*Input records*
* * * * * * * * *

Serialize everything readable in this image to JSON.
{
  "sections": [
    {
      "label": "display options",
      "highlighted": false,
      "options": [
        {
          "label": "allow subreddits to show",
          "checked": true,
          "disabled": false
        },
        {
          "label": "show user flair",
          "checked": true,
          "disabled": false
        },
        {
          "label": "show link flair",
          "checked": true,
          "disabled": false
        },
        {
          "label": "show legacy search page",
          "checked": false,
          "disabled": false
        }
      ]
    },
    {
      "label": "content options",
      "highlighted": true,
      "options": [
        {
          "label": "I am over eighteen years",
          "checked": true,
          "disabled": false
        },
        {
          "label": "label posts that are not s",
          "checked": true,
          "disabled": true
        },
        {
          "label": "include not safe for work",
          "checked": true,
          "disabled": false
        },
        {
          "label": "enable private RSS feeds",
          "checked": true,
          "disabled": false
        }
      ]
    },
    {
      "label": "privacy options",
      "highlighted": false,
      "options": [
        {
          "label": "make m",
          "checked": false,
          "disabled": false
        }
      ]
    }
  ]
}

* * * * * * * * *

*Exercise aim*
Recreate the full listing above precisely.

*Task solution*
Serialize everything readable in this image to JSON.
{
  "sections": [
    {
      "label": "display options",
      "highlighted": false,
      "options": [
        {
          "label": "allow subreddits to show",
          "checked": true,
          "disabled": false
        },
        {
          "label": "show user flair",
          "checked": true,
          "disabled": false
        },
        {
          "label": "show link flair",
          "checked": true,
          "disabled": false
        },
        {
          "label": "show legacy search page",
          "checked": false,
          "disabled": false
        }
      ]
    },
    {
      "label": "content options",
      "highlighted": true,
      "options": [
        {
          "label": "I am over eighteen years",
          "checked": true,
          "disabled": false
        },
        {
          "label": "label posts that are not s",
          "checked": true,
          "disabled": true
        },
        {
          "label": "include not safe for work",
          "checked": true,
          "disabled": false
        },
        {
          "label": "enable private RSS feeds",
          "checked": true,
          "disabled": false
        }
      ]
    },
    {
      "label": "privacy options",
      "highlighted": false,
      "options": [
        {
          "label": "make m",
          "checked": false,
          "disabled": false
        }
      ]
    }
  ]
}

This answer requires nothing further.